Extracted records
+ + + +
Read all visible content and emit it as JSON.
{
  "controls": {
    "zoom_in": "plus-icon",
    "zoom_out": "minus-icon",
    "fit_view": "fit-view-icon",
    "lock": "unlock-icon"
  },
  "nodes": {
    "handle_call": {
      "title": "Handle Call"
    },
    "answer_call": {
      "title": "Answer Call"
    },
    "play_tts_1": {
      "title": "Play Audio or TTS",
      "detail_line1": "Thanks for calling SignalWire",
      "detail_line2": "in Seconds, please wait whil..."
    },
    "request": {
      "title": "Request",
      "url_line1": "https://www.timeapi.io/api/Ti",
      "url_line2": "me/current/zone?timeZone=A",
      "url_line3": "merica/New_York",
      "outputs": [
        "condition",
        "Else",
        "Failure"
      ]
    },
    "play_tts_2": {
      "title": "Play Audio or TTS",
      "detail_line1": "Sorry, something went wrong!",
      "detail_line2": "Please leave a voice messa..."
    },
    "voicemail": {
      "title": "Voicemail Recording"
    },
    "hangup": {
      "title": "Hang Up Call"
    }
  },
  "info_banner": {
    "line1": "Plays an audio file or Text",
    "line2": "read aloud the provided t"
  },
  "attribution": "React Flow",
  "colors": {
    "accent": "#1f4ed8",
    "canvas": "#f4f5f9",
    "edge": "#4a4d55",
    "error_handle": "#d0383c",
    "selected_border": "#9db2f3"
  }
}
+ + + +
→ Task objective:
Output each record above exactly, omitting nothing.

→ Reply to the task:
Read all visible content and emit it as JSON.
{
  "controls": {
    "zoom_in": "plus-icon",
    "zoom_out": "minus-icon",
    "fit_view": "fit-view-icon",
    "lock": "unlock-icon"
  },
  "nodes": {
    "handle_call": {
      "title": "Handle Call"
    },
    "answer_call": {
      "title": "Answer Call"
    },
    "play_tts_1": {
      "title": "Play Audio or TTS",
      "detail_line1": "Thanks for calling SignalWire",
      "detail_line2": "in Seconds, please wait whil..."
    },
    "request": {
      "title": "Request",
      "url_line1": "https://www.timeapi.io/api/Ti",
      "url_line2": "me/current/zone?timeZone=A",
      "url_line3": "merica/New_York",
      "outputs": [
        "condition",
        "Else",
        "Failure"
      ]
    },
    "play_tts_2": {
      "title": "Play Audio or TTS",
      "detail_line1": "Sorry, something went wrong!",
      "detail_line2": "Please leave a voice messa..."
    },
    "voicemail": {
      "title": "Voicemail Recording"
    },
    "hangup": {
      "title": "Hang Up Call"
    }
  },
  "info_banner": {
    "line1": "Plays an audio file or Text",
    "line2": "read aloud the provided t"
  },
  "attribution": "React Flow",
  "colors": {
    "accent": "#1f4ed8",
    "canvas": "#f4f5f9",
    "edge": "#4a4d55",
    "error_handle": "#d0383c",
    "selected_border": "#9db2f3"
  }
}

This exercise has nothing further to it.